=== Exercise brief ===
Check every line of the entries that follow, and copy the ones containing "JSON".

=== Records supplied ===
_ _ _ _ _
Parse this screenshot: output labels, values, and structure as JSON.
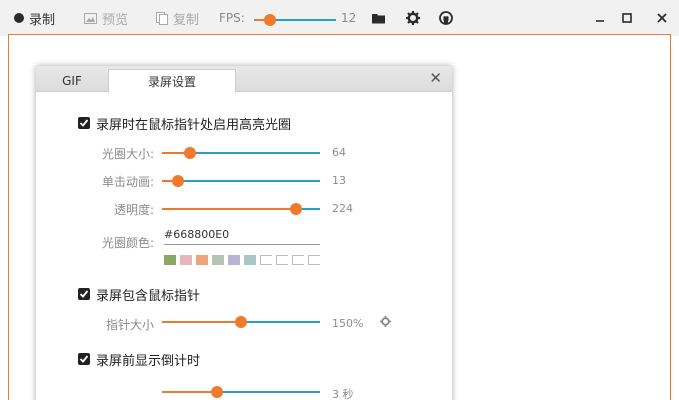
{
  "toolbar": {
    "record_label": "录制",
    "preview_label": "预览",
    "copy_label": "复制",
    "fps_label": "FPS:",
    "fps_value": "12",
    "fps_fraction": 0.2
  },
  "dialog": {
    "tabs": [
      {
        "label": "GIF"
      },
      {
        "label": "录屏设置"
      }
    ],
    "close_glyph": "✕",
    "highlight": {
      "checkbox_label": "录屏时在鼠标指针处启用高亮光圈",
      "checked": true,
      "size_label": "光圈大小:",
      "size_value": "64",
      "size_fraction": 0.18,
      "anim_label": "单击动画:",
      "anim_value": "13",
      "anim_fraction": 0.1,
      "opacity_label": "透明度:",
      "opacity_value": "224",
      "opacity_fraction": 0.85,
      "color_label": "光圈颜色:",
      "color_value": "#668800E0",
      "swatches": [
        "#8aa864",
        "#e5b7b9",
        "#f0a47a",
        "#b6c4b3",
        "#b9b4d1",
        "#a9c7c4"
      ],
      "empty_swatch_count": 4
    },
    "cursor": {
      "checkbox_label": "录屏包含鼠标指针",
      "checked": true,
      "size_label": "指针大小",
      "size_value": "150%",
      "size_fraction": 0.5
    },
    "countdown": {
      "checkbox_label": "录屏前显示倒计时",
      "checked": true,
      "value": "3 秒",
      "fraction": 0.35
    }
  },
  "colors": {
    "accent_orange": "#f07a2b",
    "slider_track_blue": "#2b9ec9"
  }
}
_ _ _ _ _
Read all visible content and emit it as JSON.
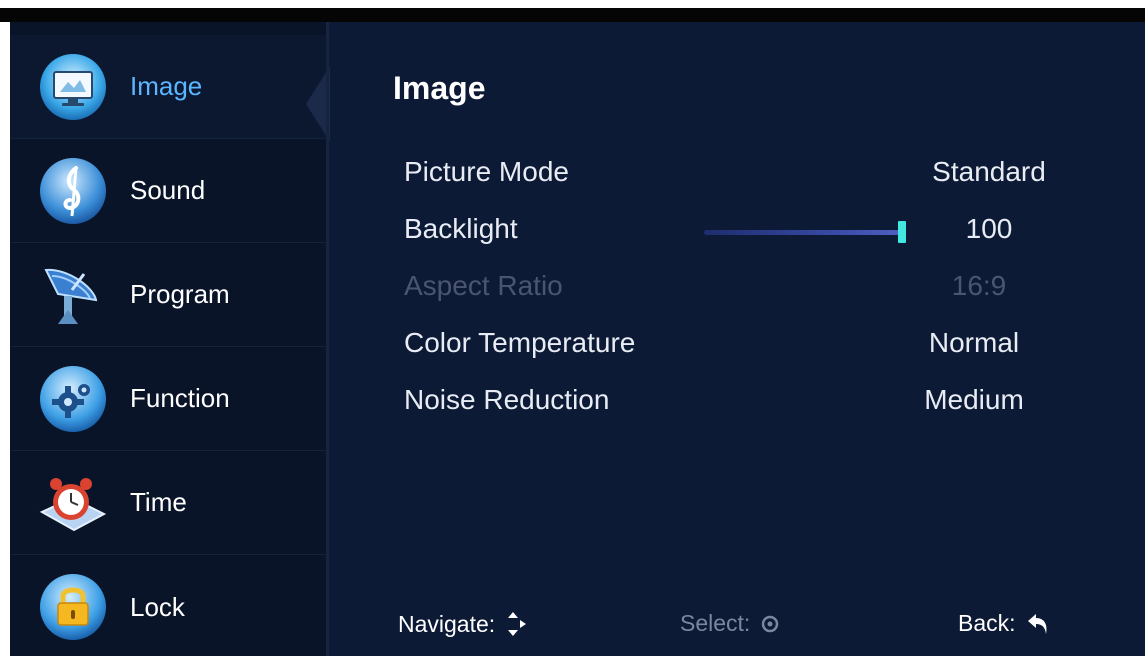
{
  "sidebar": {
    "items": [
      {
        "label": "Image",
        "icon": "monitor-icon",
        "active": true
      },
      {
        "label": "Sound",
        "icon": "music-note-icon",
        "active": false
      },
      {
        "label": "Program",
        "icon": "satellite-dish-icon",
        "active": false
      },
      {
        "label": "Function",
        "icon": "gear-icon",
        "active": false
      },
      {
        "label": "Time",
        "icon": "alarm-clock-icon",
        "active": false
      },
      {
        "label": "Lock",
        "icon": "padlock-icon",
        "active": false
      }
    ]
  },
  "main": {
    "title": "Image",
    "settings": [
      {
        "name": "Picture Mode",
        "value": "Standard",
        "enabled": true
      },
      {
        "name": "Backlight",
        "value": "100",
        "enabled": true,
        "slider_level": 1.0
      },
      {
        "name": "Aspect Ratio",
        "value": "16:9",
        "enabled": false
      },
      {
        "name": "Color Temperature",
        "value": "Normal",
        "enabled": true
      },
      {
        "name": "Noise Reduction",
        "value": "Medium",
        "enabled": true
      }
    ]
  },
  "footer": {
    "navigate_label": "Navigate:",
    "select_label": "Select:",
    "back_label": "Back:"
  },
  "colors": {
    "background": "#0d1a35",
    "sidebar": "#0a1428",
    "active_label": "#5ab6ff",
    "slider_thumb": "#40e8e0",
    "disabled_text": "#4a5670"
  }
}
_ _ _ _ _
=== Problem solution ===
Parse this screenshot: output labels, values, and structure as JSON.
Read all visible content and emit it as JSON.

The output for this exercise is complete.